━━ Records ━━
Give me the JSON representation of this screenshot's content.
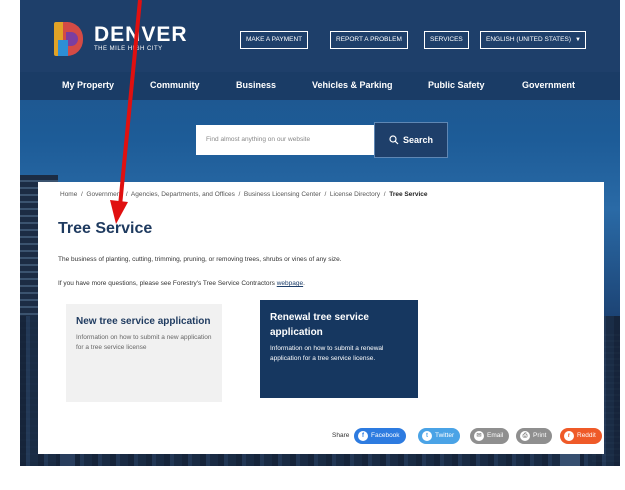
{
  "logo": {
    "name": "DENVER",
    "tagline": "THE MILE HIGH CITY"
  },
  "utility": {
    "make_payment": "MAKE A PAYMENT",
    "report_problem": "REPORT A PROBLEM",
    "services": "SERVICES",
    "language": "ENGLISH (UNITED STATES)"
  },
  "nav": [
    "My Property",
    "Community",
    "Business",
    "Vehicles & Parking",
    "Public Safety",
    "Government"
  ],
  "search": {
    "placeholder": "Find almost anything on our website",
    "button": "Search"
  },
  "breadcrumb": {
    "items": [
      "Home",
      "Government",
      "Agencies, Departments, and Offices",
      "Business Licensing Center",
      "License Directory"
    ],
    "current": "Tree Service",
    "separator": "/"
  },
  "page": {
    "title": "Tree Service",
    "description": "The business of planting, cutting, trimming, pruning, or removing trees, shrubs or vines of any size.",
    "more_text": "If you have more questions, please see Forestry's Tree Service Contractors",
    "more_link": "webpage",
    "more_end": "."
  },
  "tiles": {
    "new": {
      "title": "New tree service application",
      "text": "Information on how to submit a new application for a tree service license"
    },
    "renew": {
      "title": "Renewal tree service application",
      "text": "Information on how to submit a renewal application for a tree service license."
    }
  },
  "share": {
    "label": "Share",
    "facebook": "Facebook",
    "twitter": "Twitter",
    "email": "Email",
    "print": "Print",
    "reddit": "Reddit"
  },
  "colors": {
    "navy": "#1e3f6a",
    "title": "#1e3a5f",
    "facebook": "#2d7be0",
    "twitter": "#4aa3e6",
    "email": "#8f8f8f",
    "print": "#8f8f8f",
    "reddit": "#ef5a28",
    "annotation": "#e01010"
  }
}
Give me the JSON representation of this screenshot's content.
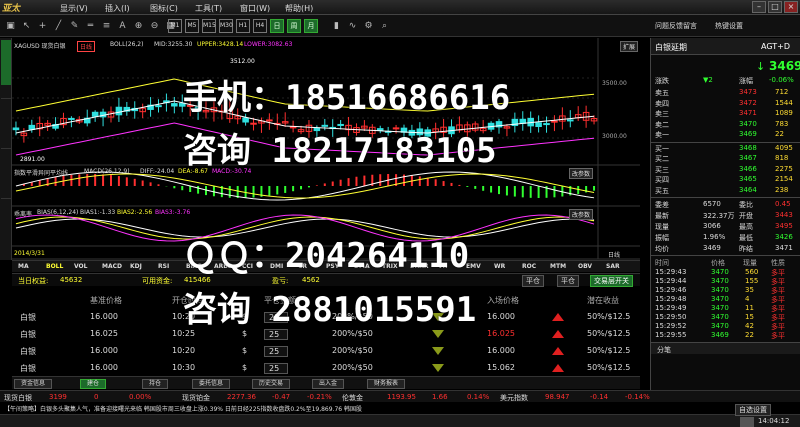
{
  "menu": {
    "logo": "亚太",
    "items": [
      "显示(V)",
      "插入(I)",
      "图标(C)",
      "工具(T)",
      "窗口(W)",
      "帮助(H)"
    ],
    "right": [
      "问题反馈留言",
      "热键设置"
    ]
  },
  "toolbar": {
    "periods": [
      "M1",
      "M5",
      "M15",
      "M30",
      "H1",
      "H4",
      "日",
      "周",
      "月"
    ]
  },
  "chart": {
    "symbol": "XAGUSD 现货白银",
    "tag": "日线",
    "boll": "BOLL(26,2)",
    "mid": "MID:3255.30",
    "upper": "UPPER:3428.14",
    "lower": "LOWER:3082.63",
    "price_top": "3500.00",
    "price_mid": "3000.00",
    "high_label": "3512.00",
    "low_label": "2891.00",
    "macd": "MACD(26,12,9)",
    "macd_title": "指数平滑异同平均线",
    "diff": "DIFF:-24.04",
    "dea": "DEA:-8.67",
    "macd_val": "MACD:-30.74",
    "bias_title": "乖离率",
    "bias": "BIAS(6,12,24)",
    "bias1": "BIAS1:-1.33",
    "bias2": "BIAS2:-2.56",
    "bias3": "BIAS3:-3.76",
    "change_btn": "改参数",
    "expand_btn": "扩展",
    "date": "2014/3/31",
    "tf": "日线"
  },
  "chart_data": {
    "type": "candlestick",
    "series": [
      {
        "name": "BOLL",
        "values": []
      }
    ]
  },
  "indicator_tabs": [
    "MA",
    "BOLL",
    "VOL",
    "MACD",
    "KDJ",
    "RSI",
    "BIAS",
    "ARBR",
    "CCI",
    "DMI",
    "CR",
    "PSY",
    "DMA",
    "TRIX",
    "BRAR",
    "VR",
    "EMV",
    "WR",
    "ROC",
    "MTM",
    "OBV",
    "SAR"
  ],
  "account": {
    "equity_label": "当日权益:",
    "equity": "45632",
    "avail_label": "可用资金:",
    "avail": "415466",
    "margin_label": "盈亏:",
    "margin": "4562",
    "buttons": [
      "平仓",
      "平仓",
      "交易层开关"
    ]
  },
  "orders": {
    "headers": [
      "",
      "基准价格",
      "开仓时间",
      "",
      "平仓金额",
      "",
      "",
      "入场价格",
      "",
      "潜在收益"
    ],
    "rows": [
      [
        "白银",
        "16.000",
        "10:20",
        "$",
        "25",
        "200%/$50",
        "",
        "16.000",
        "",
        "50%/$12.5"
      ],
      [
        "白银",
        "16.025",
        "10:25",
        "$",
        "25",
        "200%/$50",
        "",
        "16.025",
        "",
        "50%/$12.5"
      ],
      [
        "白银",
        "16.000",
        "10:20",
        "$",
        "25",
        "200%/$50",
        "",
        "16.000",
        "",
        "50%/$12.5"
      ],
      [
        "白银",
        "16.000",
        "10:30",
        "$",
        "25",
        "200%/$50",
        "",
        "15.062",
        "",
        "50%/$12.5"
      ]
    ]
  },
  "bottom_tabs": [
    "资金信息",
    "建仓",
    "持仓",
    "委托信息",
    "历史交易",
    "出入金",
    "财务报表"
  ],
  "ticker": [
    {
      "name": "现货白银",
      "v1": "3199",
      "v2": "0",
      "v3": "0.00%"
    },
    {
      "name": "现货铂金",
      "v1": "2277.36",
      "v2": "-0.47",
      "v3": "-0.21%"
    },
    {
      "name": "伦敦金",
      "v1": "1193.95",
      "v2": "1.66",
      "v3": "0.14%"
    },
    {
      "name": "美元指数",
      "v1": "98.947",
      "v2": "-0.14",
      "v3": "-0.14%"
    }
  ],
  "news": "【午间策略】白银多头聚集人气，准备迎接曙光来临 韩国股市周三收盘上涨0.39% 日前日经225指数收盘跌0.2%至19,869.76 韩国股",
  "status": {
    "setup": "自选设置",
    "time": "14:04:12"
  },
  "panel": {
    "title": "白银延期",
    "code": "AGT+D",
    "price": "3469",
    "change_label": "涨跌",
    "change_arrow": "▼2",
    "pct_label": "涨幅",
    "pct": "-0.06%",
    "asks": [
      [
        "卖五",
        "3473",
        "712"
      ],
      [
        "卖四",
        "3472",
        "1544"
      ],
      [
        "卖三",
        "3471",
        "1089"
      ],
      [
        "卖二",
        "3470",
        "783"
      ],
      [
        "卖一",
        "3469",
        "22"
      ]
    ],
    "bids": [
      [
        "买一",
        "3468",
        "4095"
      ],
      [
        "买二",
        "3467",
        "818"
      ],
      [
        "买三",
        "3466",
        "2275"
      ],
      [
        "买四",
        "3465",
        "2154"
      ],
      [
        "买五",
        "3464",
        "238"
      ]
    ],
    "stats": [
      [
        "委差",
        "6570",
        "委比",
        "0.45"
      ],
      [
        "最新",
        "322.37万",
        "开盘",
        "3443"
      ],
      [
        "现量",
        "3066",
        "最高",
        "3495"
      ],
      [
        "振幅",
        "1.96%",
        "最低",
        "3426"
      ],
      [
        "均价",
        "3469",
        "昨结",
        "3471"
      ]
    ],
    "trade_headers": [
      "时间",
      "价格",
      "现量",
      "性质"
    ],
    "trades": [
      [
        "15:29:43",
        "3470",
        "560",
        "多平"
      ],
      [
        "15:29:44",
        "3470",
        "155",
        "多平"
      ],
      [
        "15:29:46",
        "3470",
        "35",
        "多平"
      ],
      [
        "15:29:48",
        "3470",
        "4",
        "多平"
      ],
      [
        "15:29:49",
        "3470",
        "11",
        "多平"
      ],
      [
        "15:29:50",
        "3470",
        "15",
        "多平"
      ],
      [
        "15:29:52",
        "3470",
        "42",
        "多平"
      ],
      [
        "15:29:55",
        "3469",
        "22",
        "多平"
      ]
    ],
    "tabs": [
      "分笔",
      "",
      "",
      ""
    ]
  },
  "watermark": {
    "l1": "手机：18516686616",
    "l2": "咨询  18217183105",
    "l3": "ＱＱ：204264110",
    "l4": "咨询  2881015591"
  }
}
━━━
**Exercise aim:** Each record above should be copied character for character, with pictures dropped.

**Answer section:**
Give me the JSON representation of this screenshot's content.
{
  "logo": {
    "name": "DENVER",
    "tagline": "THE MILE HIGH CITY"
  },
  "utility": {
    "make_payment": "MAKE A PAYMENT",
    "report_problem": "REPORT A PROBLEM",
    "services": "SERVICES",
    "language": "ENGLISH (UNITED STATES)"
  },
  "nav": [
    "My Property",
    "Community",
    "Business",
    "Vehicles & Parking",
    "Public Safety",
    "Government"
  ],
  "search": {
    "placeholder": "Find almost anything on our website",
    "button": "Search"
  },
  "breadcrumb": {
    "items": [
      "Home",
      "Government",
      "Agencies, Departments, and Offices",
      "Business Licensing Center",
      "License Directory"
    ],
    "current": "Tree Service",
    "separator": "/"
  },
  "page": {
    "title": "Tree Service",
    "description": "The business of planting, cutting, trimming, pruning, or removing trees, shrubs or vines of any size.",
    "more_text": "If you have more questions, please see Forestry's Tree Service Contractors",
    "more_link": "webpage",
    "more_end": "."
  },
  "tiles": {
    "new": {
      "title": "New tree service application",
      "text": "Information on how to submit a new application for a tree service license"
    },
    "renew": {
      "title": "Renewal tree service application",
      "text": "Information on how to submit a renewal application for a tree service license."
    }
  },
  "share": {
    "label": "Share",
    "facebook": "Facebook",
    "twitter": "Twitter",
    "email": "Email",
    "print": "Print",
    "reddit": "Reddit"
  },
  "colors": {
    "navy": "#1e3f6a",
    "title": "#1e3a5f",
    "facebook": "#2d7be0",
    "twitter": "#4aa3e6",
    "email": "#8f8f8f",
    "print": "#8f8f8f",
    "reddit": "#ef5a28",
    "annotation": "#e01010"
  }
}
Give me the JSON representation of this screenshot's content.
{
  "menu": {
    "logo": "亚太",
    "items": [
      "显示(V)",
      "插入(I)",
      "图标(C)",
      "工具(T)",
      "窗口(W)",
      "帮助(H)"
    ],
    "right": [
      "问题反馈留言",
      "热键设置"
    ]
  },
  "toolbar": {
    "periods": [
      "M1",
      "M5",
      "M15",
      "M30",
      "H1",
      "H4",
      "日",
      "周",
      "月"
    ]
  },
  "chart": {
    "symbol": "XAGUSD 现货白银",
    "tag": "日线",
    "boll": "BOLL(26,2)",
    "mid": "MID:3255.30",
    "upper": "UPPER:3428.14",
    "lower": "LOWER:3082.63",
    "price_top": "3500.00",
    "price_mid": "3000.00",
    "high_label": "3512.00",
    "low_label": "2891.00",
    "macd": "MACD(26,12,9)",
    "macd_title": "指数平滑异同平均线",
    "diff": "DIFF:-24.04",
    "dea": "DEA:-8.67",
    "macd_val": "MACD:-30.74",
    "bias_title": "乖离率",
    "bias": "BIAS(6,12,24)",
    "bias1": "BIAS1:-1.33",
    "bias2": "BIAS2:-2.56",
    "bias3": "BIAS3:-3.76",
    "change_btn": "改参数",
    "expand_btn": "扩展",
    "date": "2014/3/31",
    "tf": "日线"
  },
  "chart_data": {
    "type": "candlestick",
    "series": [
      {
        "name": "BOLL",
        "values": []
      }
    ]
  },
  "indicator_tabs": [
    "MA",
    "BOLL",
    "VOL",
    "MACD",
    "KDJ",
    "RSI",
    "BIAS",
    "ARBR",
    "CCI",
    "DMI",
    "CR",
    "PSY",
    "DMA",
    "TRIX",
    "BRAR",
    "VR",
    "EMV",
    "WR",
    "ROC",
    "MTM",
    "OBV",
    "SAR"
  ],
  "account": {
    "equity_label": "当日权益:",
    "equity": "45632",
    "avail_label": "可用资金:",
    "avail": "415466",
    "margin_label": "盈亏:",
    "margin": "4562",
    "buttons": [
      "平仓",
      "平仓",
      "交易层开关"
    ]
  },
  "orders": {
    "headers": [
      "",
      "基准价格",
      "开仓时间",
      "",
      "平仓金额",
      "",
      "",
      "入场价格",
      "",
      "潜在收益"
    ],
    "rows": [
      [
        "白银",
        "16.000",
        "10:20",
        "$",
        "25",
        "200%/$50",
        "",
        "16.000",
        "",
        "50%/$12.5"
      ],
      [
        "白银",
        "16.025",
        "10:25",
        "$",
        "25",
        "200%/$50",
        "",
        "16.025",
        "",
        "50%/$12.5"
      ],
      [
        "白银",
        "16.000",
        "10:20",
        "$",
        "25",
        "200%/$50",
        "",
        "16.000",
        "",
        "50%/$12.5"
      ],
      [
        "白银",
        "16.000",
        "10:30",
        "$",
        "25",
        "200%/$50",
        "",
        "15.062",
        "",
        "50%/$12.5"
      ]
    ]
  },
  "bottom_tabs": [
    "资金信息",
    "建仓",
    "持仓",
    "委托信息",
    "历史交易",
    "出入金",
    "财务报表"
  ],
  "ticker": [
    {
      "name": "现货白银",
      "v1": "3199",
      "v2": "0",
      "v3": "0.00%"
    },
    {
      "name": "现货铂金",
      "v1": "2277.36",
      "v2": "-0.47",
      "v3": "-0.21%"
    },
    {
      "name": "伦敦金",
      "v1": "1193.95",
      "v2": "1.66",
      "v3": "0.14%"
    },
    {
      "name": "美元指数",
      "v1": "98.947",
      "v2": "-0.14",
      "v3": "-0.14%"
    }
  ],
  "news": "【午间策略】白银多头聚集人气，准备迎接曙光来临 韩国股市周三收盘上涨0.39% 日前日经225指数收盘跌0.2%至19,869.76 韩国股",
  "status": {
    "setup": "自选设置",
    "time": "14:04:12"
  },
  "panel": {
    "title": "白银延期",
    "code": "AGT+D",
    "price": "3469",
    "change_label": "涨跌",
    "change_arrow": "▼2",
    "pct_label": "涨幅",
    "pct": "-0.06%",
    "asks": [
      [
        "卖五",
        "3473",
        "712"
      ],
      [
        "卖四",
        "3472",
        "1544"
      ],
      [
        "卖三",
        "3471",
        "1089"
      ],
      [
        "卖二",
        "3470",
        "783"
      ],
      [
        "卖一",
        "3469",
        "22"
      ]
    ],
    "bids": [
      [
        "买一",
        "3468",
        "4095"
      ],
      [
        "买二",
        "3467",
        "818"
      ],
      [
        "买三",
        "3466",
        "2275"
      ],
      [
        "买四",
        "3465",
        "2154"
      ],
      [
        "买五",
        "3464",
        "238"
      ]
    ],
    "stats": [
      [
        "委差",
        "6570",
        "委比",
        "0.45"
      ],
      [
        "最新",
        "322.37万",
        "开盘",
        "3443"
      ],
      [
        "现量",
        "3066",
        "最高",
        "3495"
      ],
      [
        "振幅",
        "1.96%",
        "最低",
        "3426"
      ],
      [
        "均价",
        "3469",
        "昨结",
        "3471"
      ]
    ],
    "trade_headers": [
      "时间",
      "价格",
      "现量",
      "性质"
    ],
    "trades": [
      [
        "15:29:43",
        "3470",
        "560",
        "多平"
      ],
      [
        "15:29:44",
        "3470",
        "155",
        "多平"
      ],
      [
        "15:29:46",
        "3470",
        "35",
        "多平"
      ],
      [
        "15:29:48",
        "3470",
        "4",
        "多平"
      ],
      [
        "15:29:49",
        "3470",
        "11",
        "多平"
      ],
      [
        "15:29:50",
        "3470",
        "15",
        "多平"
      ],
      [
        "15:29:52",
        "3470",
        "42",
        "多平"
      ],
      [
        "15:29:55",
        "3469",
        "22",
        "多平"
      ]
    ],
    "tabs": [
      "分笔",
      "",
      "",
      ""
    ]
  },
  "watermark": {
    "l1": "手机：18516686616",
    "l2": "咨询  18217183105",
    "l3": "ＱＱ：204264110",
    "l4": "咨询  2881015591"
  }
}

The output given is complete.